The Dominican Republic is home to the oldest university in Latin America, the Autonomous University of Santo Domingo (Universidad Autónoma de Santo Domingo—UASD). While UASD offers free education through government funding, there are numerous other universities and institutes across the country. Enrollment in higher education programs in the Dominican Republic continues to increase steadily.
The Autonomous University of Santo Domingo
Higher education in the Dominican Republic has a rich history that spans more than 400 years. Dishearteningly, the UASD, although established for more than four centuries, obtained its first patent in 2020.
However, the UASD was the Dominican Republic’s only university until the late 1980s when there were a recorded 26 institutions and 120,000 students enrolled in higher education programs. In 1998, these numbers only went up, as a new record revealed a total of “29 universities…and 7 institutes with a combined total enrollment of 213,200.”
In the 21st century, the Dominican Republic is experiencing the effects of higher education. According to the American Association of Collegiate Registrars and Admission Officers (AACRAO), “literacy among the 8,715,000 citizens is nearly 85% (up from 70% in [the] 1980s).” Additionally, there was a notable increase in tertiary school enrollment, with a recorded 61% enrollment rate in 2019.
The Ups and Downs
While higher education enrollment in the Dominican Republic has increased, there are concerns. The country’s economy relies heavily on tourism and hospitality, industries that often do not require advanced education or technical skills. As a result, higher education has not been a top priority.
Dominican Today addressed another alarming statistic. In this article, Dominican Today gives insight into “Report Zero National System of Scholarships and Educational Support Credit,” a report published by the Dominican Republic’s Ministry of the Presidency. This report reveals significant information on the employment trends of professionals with various educational levels. According to this report, individuals with higher educational degrees “take an average of 4.07 years to secure their first job after graduating.”

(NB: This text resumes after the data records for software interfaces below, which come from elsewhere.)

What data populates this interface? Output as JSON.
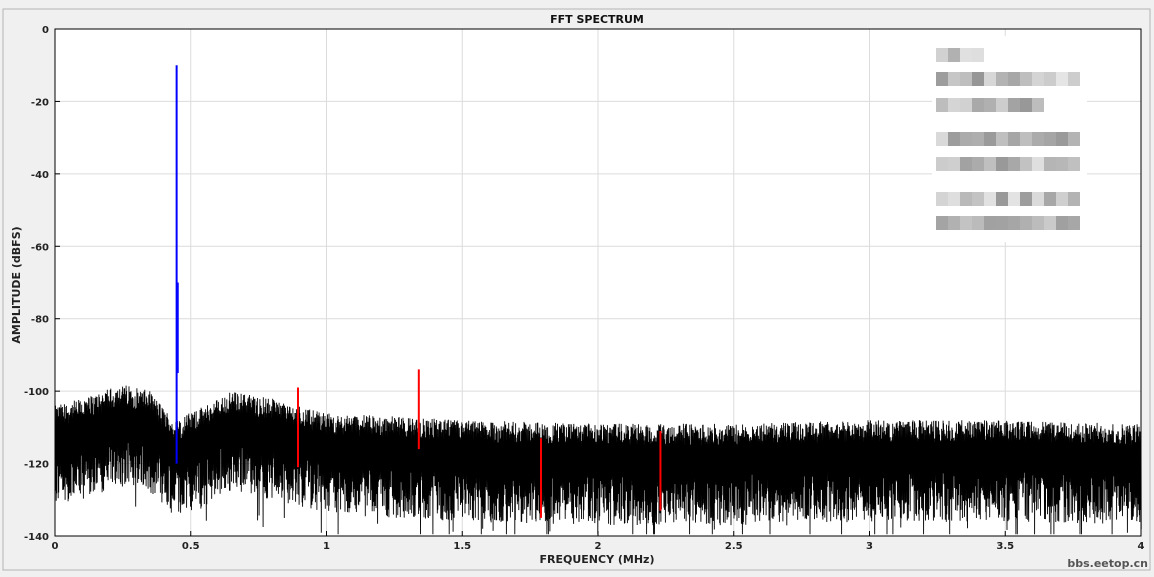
{
  "chart_data": {
    "type": "line",
    "title": "FFT SPECTRUM",
    "xlabel": "FREQUENCY (MHz)",
    "ylabel": "AMPLITUDE (dBFS)",
    "xlim": [
      0,
      4
    ],
    "ylim": [
      -140,
      0
    ],
    "xticks": [
      "0",
      "0.5",
      "1",
      "1.5",
      "2",
      "2.5",
      "3",
      "3.5",
      "4"
    ],
    "xtick_values": [
      0,
      0.5,
      1,
      1.5,
      2,
      2.5,
      3,
      3.5,
      4
    ],
    "yticks": [
      "0",
      "-20",
      "-40",
      "-60",
      "-80",
      "-100",
      "-120",
      "-140"
    ],
    "ytick_values": [
      0,
      -20,
      -40,
      -60,
      -80,
      -100,
      -120,
      -140
    ],
    "grid": true,
    "legend": "top-right (obscured)",
    "series": [
      {
        "color": "#000000",
        "noise_floor_dbfs": -113,
        "noise_envelope": [
          {
            "x": 0.0,
            "y": -108
          },
          {
            "x": 0.1,
            "y": -106
          },
          {
            "x": 0.25,
            "y": -102
          },
          {
            "x": 0.35,
            "y": -104
          },
          {
            "x": 0.44,
            "y": -112
          },
          {
            "x": 0.55,
            "y": -108
          },
          {
            "x": 0.65,
            "y": -104
          },
          {
            "x": 0.8,
            "y": -106
          },
          {
            "x": 1.0,
            "y": -110
          },
          {
            "x": 1.5,
            "y": -112
          },
          {
            "x": 2.0,
            "y": -113
          },
          {
            "x": 2.5,
            "y": -113
          },
          {
            "x": 3.0,
            "y": -112
          },
          {
            "x": 3.5,
            "y": -112
          },
          {
            "x": 4.0,
            "y": -113
          }
        ]
      },
      {
        "color": "#0000ff",
        "peaks": [
          {
            "x": 0.448,
            "y": -10
          }
        ]
      },
      {
        "color": "#ff0000",
        "peaks": [
          {
            "x": 0.895,
            "y": -99
          },
          {
            "x": 1.34,
            "y": -94
          },
          {
            "x": 1.79,
            "y": -113
          },
          {
            "x": 2.23,
            "y": -111
          }
        ]
      }
    ]
  },
  "watermark": "bbs.eetop.cn",
  "colors": {
    "background": "#f0f0f0",
    "plot_area": "#ffffff",
    "grid": "#dcdcdc",
    "noise": "#000000",
    "fundamental": "#0000ff",
    "harmonics": "#ff0000"
  }
}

Although the statistics for securing a job after more than four years can be startling, there is hope in the higher education of the Dominican Republic. It all begins with the National Council of Higher Education (Consejo Nacional de Educación Superior—CONES), an entity legislated in 1983 to formulate and coordinate plans and initiatives for the growth of higher education.
Other issues such as financial gaps can stunt a student’s progress in their educational career. Various scholarship programs have been designed and designated for individuals wanting to further their educational careers abroad. The Dominican Republic’s rural and low-income students have benefited from the economic opportunities provided by a program called Scholarships for Education and Economic Development (SEED) program, funded by the United States Agency for International Development (USAID).
Other programs such as the Organization of American States (OAS) and the Fulbright Program offer scholarships, grants and financial assistance for those who may struggle economically to fulfill higher education goals. There is even the Margaret McNamara Memorial Fund (MMMF), which specifically awards female students $12,000 a year in order for them to “return to their homeland for two years of service in work that will enhance and foster their country.”
Leaders in the Dominican Republic can benefit from higher education enrollment, and these programs provide increasingly valuable skills that support economic development. In an upper-middle-income developing nation like the Dominican Republic, an increase in higher education provides reason for hope, as it is essential to development and promotes economic growth for both individuals and the nation as a whole.
– Caleb Picone